* **Brief**
Which lines of the records contain the word "JSON"? Copy each one.

•••••

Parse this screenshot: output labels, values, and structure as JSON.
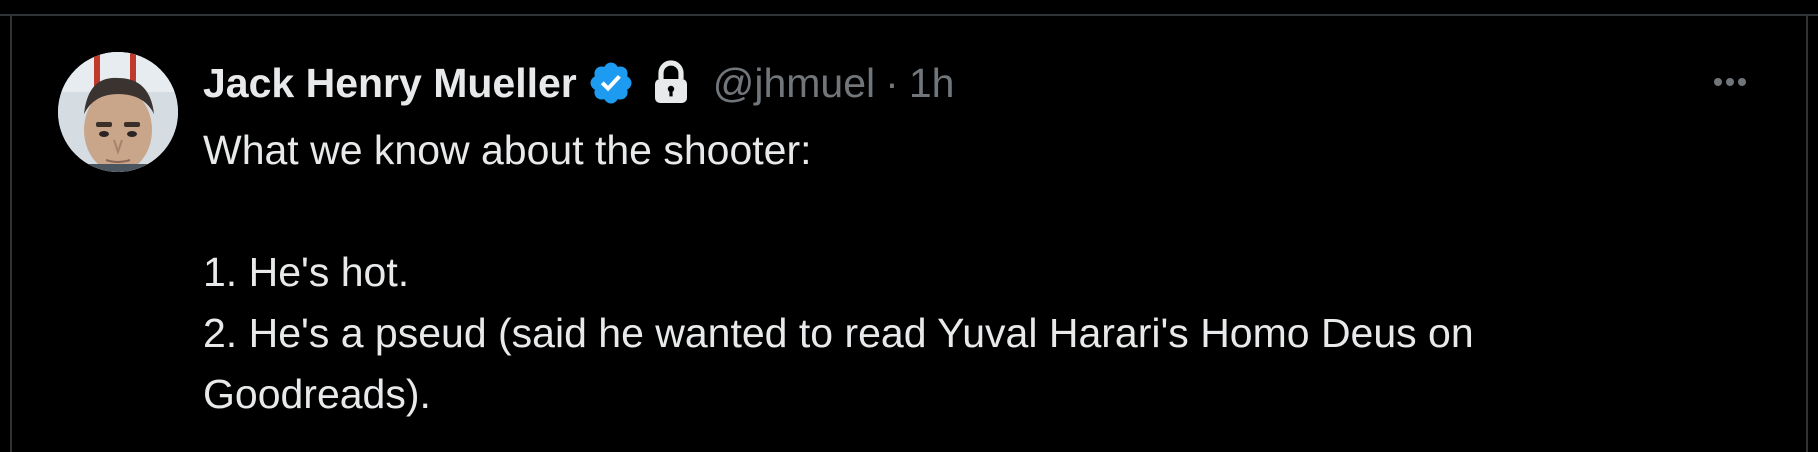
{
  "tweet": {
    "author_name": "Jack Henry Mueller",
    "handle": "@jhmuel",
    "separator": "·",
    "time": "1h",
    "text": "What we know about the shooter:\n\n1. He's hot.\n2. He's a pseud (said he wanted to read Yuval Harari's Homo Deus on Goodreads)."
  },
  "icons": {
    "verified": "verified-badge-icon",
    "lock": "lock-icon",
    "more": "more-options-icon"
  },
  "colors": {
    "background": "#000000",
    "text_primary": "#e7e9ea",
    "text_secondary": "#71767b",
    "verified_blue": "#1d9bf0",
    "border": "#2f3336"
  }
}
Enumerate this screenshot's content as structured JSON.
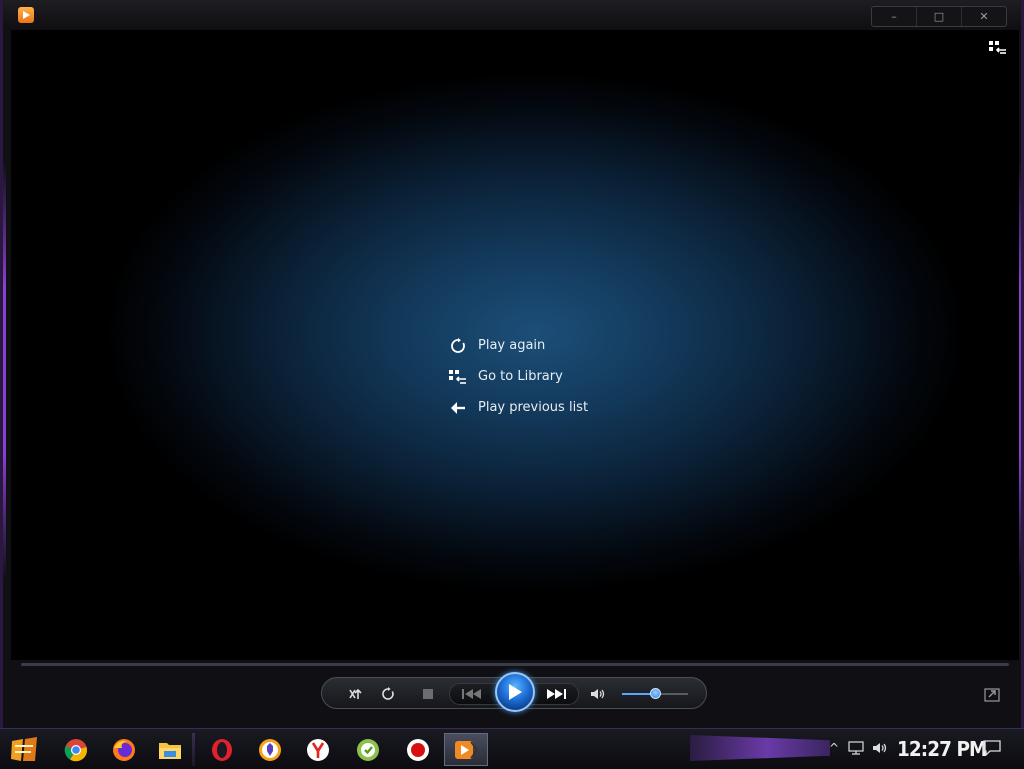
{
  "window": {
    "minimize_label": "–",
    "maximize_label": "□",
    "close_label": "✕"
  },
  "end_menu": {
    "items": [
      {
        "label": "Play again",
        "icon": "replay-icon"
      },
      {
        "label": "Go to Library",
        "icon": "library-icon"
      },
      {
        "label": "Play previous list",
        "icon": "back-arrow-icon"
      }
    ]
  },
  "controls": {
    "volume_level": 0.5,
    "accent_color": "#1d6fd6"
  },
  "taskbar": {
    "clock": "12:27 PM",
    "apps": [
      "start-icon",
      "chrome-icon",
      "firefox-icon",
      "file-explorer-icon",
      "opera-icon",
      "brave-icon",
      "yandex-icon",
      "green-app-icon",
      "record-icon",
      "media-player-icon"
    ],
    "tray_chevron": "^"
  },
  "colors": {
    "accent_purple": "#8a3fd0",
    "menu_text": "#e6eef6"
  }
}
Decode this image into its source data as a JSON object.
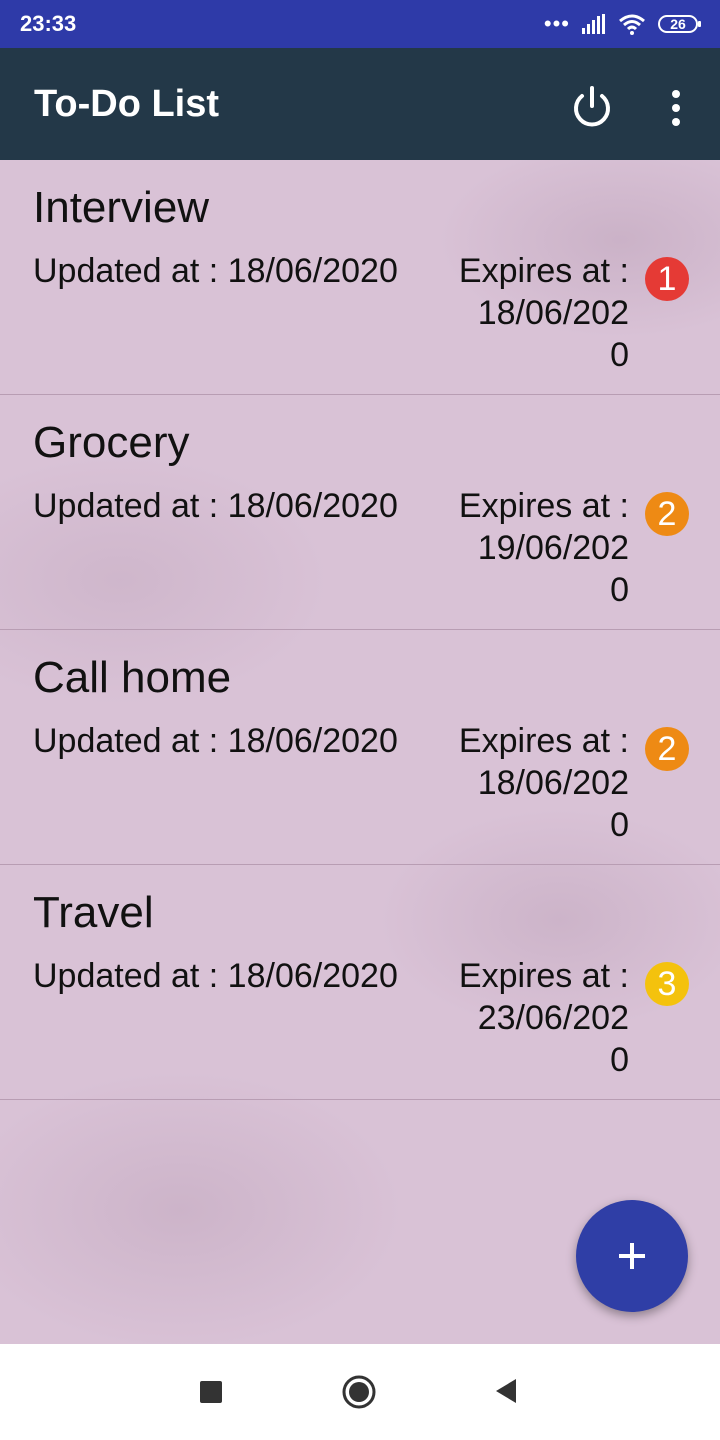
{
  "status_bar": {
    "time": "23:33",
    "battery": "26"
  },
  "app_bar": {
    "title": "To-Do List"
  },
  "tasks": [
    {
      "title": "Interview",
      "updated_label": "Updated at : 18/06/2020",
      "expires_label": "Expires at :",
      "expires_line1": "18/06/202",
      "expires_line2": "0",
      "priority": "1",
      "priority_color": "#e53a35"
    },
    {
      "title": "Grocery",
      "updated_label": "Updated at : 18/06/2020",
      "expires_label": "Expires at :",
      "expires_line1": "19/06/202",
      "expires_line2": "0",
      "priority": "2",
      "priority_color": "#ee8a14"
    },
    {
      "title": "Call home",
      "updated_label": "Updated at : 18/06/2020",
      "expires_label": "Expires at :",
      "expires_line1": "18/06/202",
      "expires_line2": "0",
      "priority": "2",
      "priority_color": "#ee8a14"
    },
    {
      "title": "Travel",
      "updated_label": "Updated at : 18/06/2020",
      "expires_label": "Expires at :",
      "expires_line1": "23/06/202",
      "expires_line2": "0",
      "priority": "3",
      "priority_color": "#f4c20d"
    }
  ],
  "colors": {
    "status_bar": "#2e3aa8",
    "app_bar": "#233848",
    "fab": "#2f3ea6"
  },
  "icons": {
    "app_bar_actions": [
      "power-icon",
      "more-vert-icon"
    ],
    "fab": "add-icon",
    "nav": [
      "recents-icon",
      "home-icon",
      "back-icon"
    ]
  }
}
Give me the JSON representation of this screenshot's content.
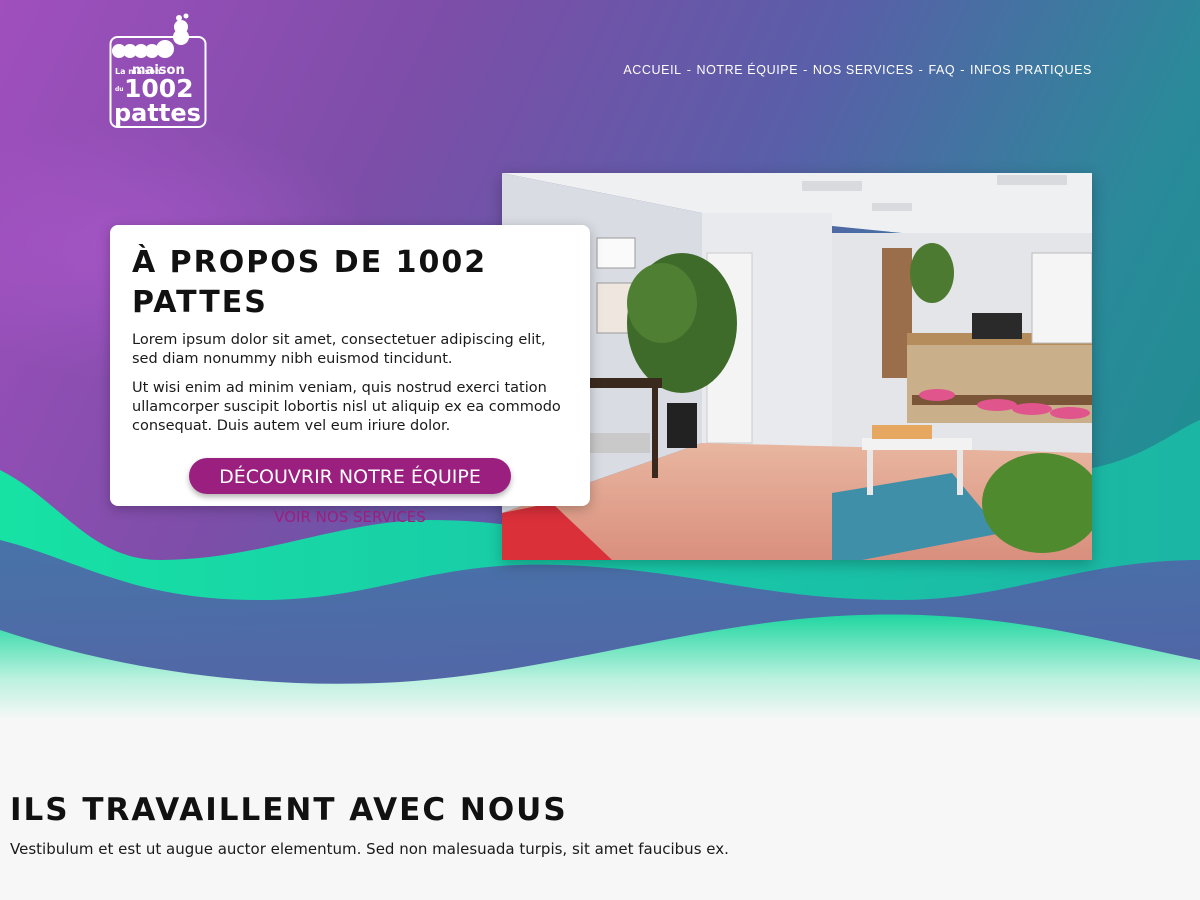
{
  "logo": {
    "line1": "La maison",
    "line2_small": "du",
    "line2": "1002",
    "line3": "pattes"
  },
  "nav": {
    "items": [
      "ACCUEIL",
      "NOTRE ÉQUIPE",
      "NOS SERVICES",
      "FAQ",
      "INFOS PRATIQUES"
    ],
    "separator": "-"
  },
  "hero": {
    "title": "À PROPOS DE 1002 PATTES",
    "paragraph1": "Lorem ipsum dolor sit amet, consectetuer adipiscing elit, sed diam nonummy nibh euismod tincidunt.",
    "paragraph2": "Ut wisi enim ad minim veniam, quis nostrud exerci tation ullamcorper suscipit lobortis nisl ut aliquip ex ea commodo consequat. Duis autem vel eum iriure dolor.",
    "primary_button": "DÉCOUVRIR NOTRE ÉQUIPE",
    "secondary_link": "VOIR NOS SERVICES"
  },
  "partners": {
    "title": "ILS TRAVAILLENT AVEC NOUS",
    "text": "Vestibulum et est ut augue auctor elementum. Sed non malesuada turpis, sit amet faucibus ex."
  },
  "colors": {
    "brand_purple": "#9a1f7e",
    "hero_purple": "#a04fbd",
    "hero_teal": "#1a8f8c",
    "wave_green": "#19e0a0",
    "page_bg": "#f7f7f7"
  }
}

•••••

* **Expected answer**
Parse this screenshot: output labels, values, and structure as JSON.
Enumerate this screenshot's content as structured JSON.
Decode this image into its source data as a JSON object.
Give me the JSON representation of this screenshot's content.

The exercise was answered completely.